The Grand National Weights were officially unveiled in London last night so we asked Tony Calvin to scour the market for value and he found two to back at big prices on the Exchange...
"He announced himself as a serious novice when beating Bristol De Mai by seven lengths in a Grade 2 at Aye last April – Otago Trail was 22 lengths away in third – and has since posted two performances that mark him out as very well-handicapped off a mark of just 151."
Tipping in the Randox Health Grand National at this stage is fraught with dilemmas - not least the fact that firms like Betfair Sportsbook usually offer enhanced place terms in the lead-up to the race, so competitive is the marketplace for big meetings - but you bet when the price compensates.
So, straight into it. Look to back Le Mercurey at [46.0], and O'Faolains Boy at [40.0], or bigger on the Exchange. Both have a fair bit of potential to shorten, for different reasons.
Let's start with my main fancy at the current odds, Le Mercurey, though it was more than a touch annoying that the 66/1 available this morning disappeared by midday.
The big problem with backing him is his stamina is unproven - indeed, he has never raced beyond 3m1f - but Betfair Ambassador Paul Nicholls was in pretty confident mood when asked about this aspect of the horse's chances at the Grand National Weights launch on Tuesday evening.
Nicholls said that every jockey who has ever sat on the horse has said he wants further - something that isn't massively borne out by the evidence of my eyes, admittedly, but we won't know for sure until April 8 - and there is no doubt that Le Mercurey is one of the better handicapped horses in the race.
He announced himself as a serious novice when beating Bristol De Mai by seven lengths in a Grade 2 at Aye last April - Otago Trail was 22 lengths away in third - and has since posted two performances that mark him out as very well-handicapped off a mark of just 151.

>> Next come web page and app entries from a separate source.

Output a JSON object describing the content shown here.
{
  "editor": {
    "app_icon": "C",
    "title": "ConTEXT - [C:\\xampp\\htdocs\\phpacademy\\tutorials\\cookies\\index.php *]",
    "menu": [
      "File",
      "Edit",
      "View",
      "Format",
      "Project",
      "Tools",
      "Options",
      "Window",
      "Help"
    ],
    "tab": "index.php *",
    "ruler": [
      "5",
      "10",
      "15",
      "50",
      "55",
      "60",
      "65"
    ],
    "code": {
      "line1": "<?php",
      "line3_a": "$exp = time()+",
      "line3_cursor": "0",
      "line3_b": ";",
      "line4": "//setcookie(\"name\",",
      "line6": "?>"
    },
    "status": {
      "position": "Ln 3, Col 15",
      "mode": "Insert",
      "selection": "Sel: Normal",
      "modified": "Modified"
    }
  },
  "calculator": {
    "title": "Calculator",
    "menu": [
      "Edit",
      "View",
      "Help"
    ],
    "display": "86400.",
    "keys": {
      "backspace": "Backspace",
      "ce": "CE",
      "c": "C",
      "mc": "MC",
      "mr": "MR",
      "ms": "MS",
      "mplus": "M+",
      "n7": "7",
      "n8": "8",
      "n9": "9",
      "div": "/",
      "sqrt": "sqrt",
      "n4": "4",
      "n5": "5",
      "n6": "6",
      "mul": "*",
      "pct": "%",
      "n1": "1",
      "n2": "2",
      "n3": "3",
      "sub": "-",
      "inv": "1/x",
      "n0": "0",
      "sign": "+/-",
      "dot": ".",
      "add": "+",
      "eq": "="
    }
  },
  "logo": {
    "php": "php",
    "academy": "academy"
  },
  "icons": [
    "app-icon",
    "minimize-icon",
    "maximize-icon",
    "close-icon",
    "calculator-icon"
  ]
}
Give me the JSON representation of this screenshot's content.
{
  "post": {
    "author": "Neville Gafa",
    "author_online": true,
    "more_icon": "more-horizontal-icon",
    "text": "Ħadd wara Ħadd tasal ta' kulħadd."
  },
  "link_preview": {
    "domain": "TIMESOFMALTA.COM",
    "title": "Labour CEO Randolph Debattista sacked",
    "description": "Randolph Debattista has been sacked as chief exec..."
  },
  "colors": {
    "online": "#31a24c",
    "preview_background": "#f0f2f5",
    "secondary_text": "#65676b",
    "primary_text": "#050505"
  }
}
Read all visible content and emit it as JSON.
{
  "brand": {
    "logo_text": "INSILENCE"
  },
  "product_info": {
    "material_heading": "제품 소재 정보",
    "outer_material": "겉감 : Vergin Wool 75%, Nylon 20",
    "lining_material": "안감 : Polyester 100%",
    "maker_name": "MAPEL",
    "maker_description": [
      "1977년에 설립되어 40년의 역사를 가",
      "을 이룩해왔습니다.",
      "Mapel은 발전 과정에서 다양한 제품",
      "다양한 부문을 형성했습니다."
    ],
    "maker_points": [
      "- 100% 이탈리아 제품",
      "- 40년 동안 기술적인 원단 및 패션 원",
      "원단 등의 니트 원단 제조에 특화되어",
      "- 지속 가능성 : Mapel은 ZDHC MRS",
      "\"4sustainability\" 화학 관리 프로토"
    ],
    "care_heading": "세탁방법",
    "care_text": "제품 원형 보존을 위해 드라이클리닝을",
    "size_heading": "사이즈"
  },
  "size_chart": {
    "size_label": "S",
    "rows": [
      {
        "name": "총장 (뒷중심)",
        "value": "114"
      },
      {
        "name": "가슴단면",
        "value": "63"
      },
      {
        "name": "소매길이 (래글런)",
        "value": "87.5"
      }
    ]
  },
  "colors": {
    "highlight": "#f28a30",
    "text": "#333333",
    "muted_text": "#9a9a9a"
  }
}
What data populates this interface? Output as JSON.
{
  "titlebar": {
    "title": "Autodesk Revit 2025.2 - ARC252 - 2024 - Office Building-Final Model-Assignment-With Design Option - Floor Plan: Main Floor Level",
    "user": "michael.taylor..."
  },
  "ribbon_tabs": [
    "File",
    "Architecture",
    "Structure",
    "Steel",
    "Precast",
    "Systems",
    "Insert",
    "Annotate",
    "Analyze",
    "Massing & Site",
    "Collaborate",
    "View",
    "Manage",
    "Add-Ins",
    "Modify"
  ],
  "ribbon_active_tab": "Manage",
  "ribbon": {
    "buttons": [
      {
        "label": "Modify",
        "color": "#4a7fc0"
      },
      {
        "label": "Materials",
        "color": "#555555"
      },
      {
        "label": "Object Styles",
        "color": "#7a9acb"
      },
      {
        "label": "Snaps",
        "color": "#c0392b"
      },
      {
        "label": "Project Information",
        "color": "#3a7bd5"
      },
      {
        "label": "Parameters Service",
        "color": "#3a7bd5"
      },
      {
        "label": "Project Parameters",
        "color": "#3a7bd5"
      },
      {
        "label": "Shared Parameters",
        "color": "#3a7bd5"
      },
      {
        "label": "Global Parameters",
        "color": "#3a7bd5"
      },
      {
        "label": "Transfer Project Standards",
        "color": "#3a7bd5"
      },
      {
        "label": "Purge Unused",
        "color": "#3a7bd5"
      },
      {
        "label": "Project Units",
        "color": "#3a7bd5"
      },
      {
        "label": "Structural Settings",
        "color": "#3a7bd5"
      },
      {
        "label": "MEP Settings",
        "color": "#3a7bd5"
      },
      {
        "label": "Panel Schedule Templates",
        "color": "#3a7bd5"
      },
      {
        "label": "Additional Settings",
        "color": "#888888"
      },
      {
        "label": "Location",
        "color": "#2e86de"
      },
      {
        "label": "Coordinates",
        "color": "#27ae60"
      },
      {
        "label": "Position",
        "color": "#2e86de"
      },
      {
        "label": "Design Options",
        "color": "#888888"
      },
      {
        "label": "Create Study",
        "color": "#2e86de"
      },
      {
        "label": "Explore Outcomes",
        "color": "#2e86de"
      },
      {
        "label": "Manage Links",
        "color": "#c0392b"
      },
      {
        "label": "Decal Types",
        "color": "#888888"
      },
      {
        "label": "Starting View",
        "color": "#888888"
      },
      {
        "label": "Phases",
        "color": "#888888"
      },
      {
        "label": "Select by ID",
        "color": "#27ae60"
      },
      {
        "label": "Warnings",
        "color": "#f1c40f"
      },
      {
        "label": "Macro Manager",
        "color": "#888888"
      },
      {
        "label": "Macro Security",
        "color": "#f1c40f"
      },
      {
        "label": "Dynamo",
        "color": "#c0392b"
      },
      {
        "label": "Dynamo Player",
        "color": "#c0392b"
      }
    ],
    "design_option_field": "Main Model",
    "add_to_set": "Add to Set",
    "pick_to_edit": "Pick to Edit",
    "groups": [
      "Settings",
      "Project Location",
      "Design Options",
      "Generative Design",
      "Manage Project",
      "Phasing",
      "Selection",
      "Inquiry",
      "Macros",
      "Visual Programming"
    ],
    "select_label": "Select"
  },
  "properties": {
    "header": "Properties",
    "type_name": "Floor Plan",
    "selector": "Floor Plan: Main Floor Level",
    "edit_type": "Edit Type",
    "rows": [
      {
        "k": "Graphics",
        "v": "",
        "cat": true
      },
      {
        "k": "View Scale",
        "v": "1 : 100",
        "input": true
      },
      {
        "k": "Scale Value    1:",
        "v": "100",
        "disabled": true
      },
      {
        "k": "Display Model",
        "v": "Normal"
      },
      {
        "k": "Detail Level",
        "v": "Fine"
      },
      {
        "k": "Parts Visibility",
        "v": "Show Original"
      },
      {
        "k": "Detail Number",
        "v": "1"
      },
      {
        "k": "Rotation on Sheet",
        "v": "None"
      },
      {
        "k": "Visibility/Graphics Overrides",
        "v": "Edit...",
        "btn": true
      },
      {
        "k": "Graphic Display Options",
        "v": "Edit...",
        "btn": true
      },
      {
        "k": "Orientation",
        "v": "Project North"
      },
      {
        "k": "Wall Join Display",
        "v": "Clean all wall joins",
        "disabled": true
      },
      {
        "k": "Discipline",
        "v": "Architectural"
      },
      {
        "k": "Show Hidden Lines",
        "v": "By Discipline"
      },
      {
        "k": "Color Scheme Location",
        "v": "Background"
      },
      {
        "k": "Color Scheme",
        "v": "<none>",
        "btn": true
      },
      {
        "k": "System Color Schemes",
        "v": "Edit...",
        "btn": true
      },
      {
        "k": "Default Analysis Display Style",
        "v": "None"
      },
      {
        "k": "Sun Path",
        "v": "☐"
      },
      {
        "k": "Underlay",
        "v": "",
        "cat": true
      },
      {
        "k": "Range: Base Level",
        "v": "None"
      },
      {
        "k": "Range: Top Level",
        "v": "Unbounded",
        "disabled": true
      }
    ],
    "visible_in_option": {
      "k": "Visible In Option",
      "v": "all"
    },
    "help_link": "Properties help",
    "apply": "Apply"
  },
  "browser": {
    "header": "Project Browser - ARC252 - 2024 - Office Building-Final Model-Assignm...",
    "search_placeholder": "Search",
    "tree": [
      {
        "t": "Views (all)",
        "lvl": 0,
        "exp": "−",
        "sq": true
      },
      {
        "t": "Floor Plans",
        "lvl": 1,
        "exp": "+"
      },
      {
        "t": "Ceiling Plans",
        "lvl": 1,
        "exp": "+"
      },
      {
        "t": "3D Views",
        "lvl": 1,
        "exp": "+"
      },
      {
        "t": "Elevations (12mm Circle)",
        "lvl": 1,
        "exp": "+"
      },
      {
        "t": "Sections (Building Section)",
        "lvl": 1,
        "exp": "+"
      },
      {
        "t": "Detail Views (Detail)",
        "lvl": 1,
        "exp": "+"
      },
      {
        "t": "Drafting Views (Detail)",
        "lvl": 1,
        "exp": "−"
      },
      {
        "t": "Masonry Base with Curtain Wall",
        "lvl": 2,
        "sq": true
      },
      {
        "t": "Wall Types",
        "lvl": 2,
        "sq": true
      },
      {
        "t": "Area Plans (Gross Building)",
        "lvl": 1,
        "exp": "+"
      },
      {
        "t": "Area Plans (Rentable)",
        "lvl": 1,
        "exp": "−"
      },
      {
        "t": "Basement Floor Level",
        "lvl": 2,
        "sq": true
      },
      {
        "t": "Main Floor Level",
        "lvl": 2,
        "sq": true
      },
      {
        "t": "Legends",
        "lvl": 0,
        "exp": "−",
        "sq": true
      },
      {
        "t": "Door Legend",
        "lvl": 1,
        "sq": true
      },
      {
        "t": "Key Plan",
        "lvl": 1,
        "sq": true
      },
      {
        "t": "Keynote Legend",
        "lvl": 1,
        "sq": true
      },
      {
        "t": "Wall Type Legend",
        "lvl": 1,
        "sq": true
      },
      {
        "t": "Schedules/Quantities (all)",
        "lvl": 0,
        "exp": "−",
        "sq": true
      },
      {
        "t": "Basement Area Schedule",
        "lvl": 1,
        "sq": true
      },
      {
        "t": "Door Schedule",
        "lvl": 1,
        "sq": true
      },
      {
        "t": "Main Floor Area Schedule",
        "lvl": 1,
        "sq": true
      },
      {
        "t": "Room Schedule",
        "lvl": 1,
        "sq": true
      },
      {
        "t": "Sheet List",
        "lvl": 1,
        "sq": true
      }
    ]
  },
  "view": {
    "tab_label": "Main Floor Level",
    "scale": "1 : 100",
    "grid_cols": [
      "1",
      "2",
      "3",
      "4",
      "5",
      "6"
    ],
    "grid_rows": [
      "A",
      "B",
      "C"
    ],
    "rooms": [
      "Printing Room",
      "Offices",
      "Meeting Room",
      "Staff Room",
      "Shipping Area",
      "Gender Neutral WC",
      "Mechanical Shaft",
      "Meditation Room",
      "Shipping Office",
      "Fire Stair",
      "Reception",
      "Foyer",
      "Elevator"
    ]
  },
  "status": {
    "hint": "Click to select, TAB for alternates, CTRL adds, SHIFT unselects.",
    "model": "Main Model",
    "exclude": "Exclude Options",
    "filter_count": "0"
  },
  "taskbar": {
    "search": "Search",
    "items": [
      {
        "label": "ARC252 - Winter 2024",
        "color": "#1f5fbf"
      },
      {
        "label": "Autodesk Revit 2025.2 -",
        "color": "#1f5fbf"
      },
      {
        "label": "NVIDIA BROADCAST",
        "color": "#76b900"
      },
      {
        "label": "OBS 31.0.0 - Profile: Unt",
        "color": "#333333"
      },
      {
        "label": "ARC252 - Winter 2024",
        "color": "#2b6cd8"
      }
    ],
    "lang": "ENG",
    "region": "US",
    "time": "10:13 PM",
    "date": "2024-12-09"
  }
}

He finished a three-and-a-half length second to Many Clouds in first-time blinkers over 3m1f at Aintree in December but arguably a better effort was his second to Native River in the Betfair Denman Chase at Newbury on Saturday, where Bristol De Mai was six lengths away in third.
He was only getting 1lb from both horses and he looked a very serious threat to the winner at one stage - he traded at [2.66] in the run - before the impressive Native River kicked into overdrive.
You can question the merit of the form but the winner went into the race rated 168, and the third 166, so the handicapper has clearly done Le Mercurey's connections a massive favour by leaving his mark unchanged, however much you think the winner didn't have to run up to his best at the weekend.
I spoke to one of the joint-owners on Tuesday night and the plan is to bypass Cheltenham with him and go straight to Aintree - though he does have an entry at Kempton a week on Saturday - and if Native River or Bristol De Mai run big races next month then his price is only going to go one way.
The stamina is a big nagging doubt but at the end of the day he has never been tried at beyond 3m1f, so we don't know, and the price is adequate compensation anyway.
O'Faolains Boy has a lot more questions to answer, as he hasn't been seen since finishing down the field in the Gold Cup in March.
He is a horse who has had more than his fair share of problems since beating Smad Place in the 2014 RSA but trainer Rebecca Curtis said she is very happy with the horse at the moment, and is in the best shape she has had him for a while. The plan, she added, is to run him at Ascot on Saturday if the ground remains suitable.
As with Le Mercurey, there is no doubt the handicapper has given him a huge chance at the weights - indeed, Timeform have him top-rated - and he is now 8lb lower than at his peak. And it was only last season he was beating the 150-rated Sausalito Sunrise by 15 lengths off levels at Newbury.
If he comes out and runs a big race at the weekend, then he has the potential to shorten dramatically. Connections would clearly prefer soft ground for him but he did win his RSA on good going, and he has always shaped as though an extreme trip would hold no fears for him.
Of course, there are no end of more solid horses at the top of the market, but Le Mercurey and O'Faolains Boy are my two against the field at this stage.
Aintree may be on the horizon but the small matter of Cheltenham is now just weeks away. Tony will be here in the run-up to the Festival and throughout the week with Cheltenham tips and betting previews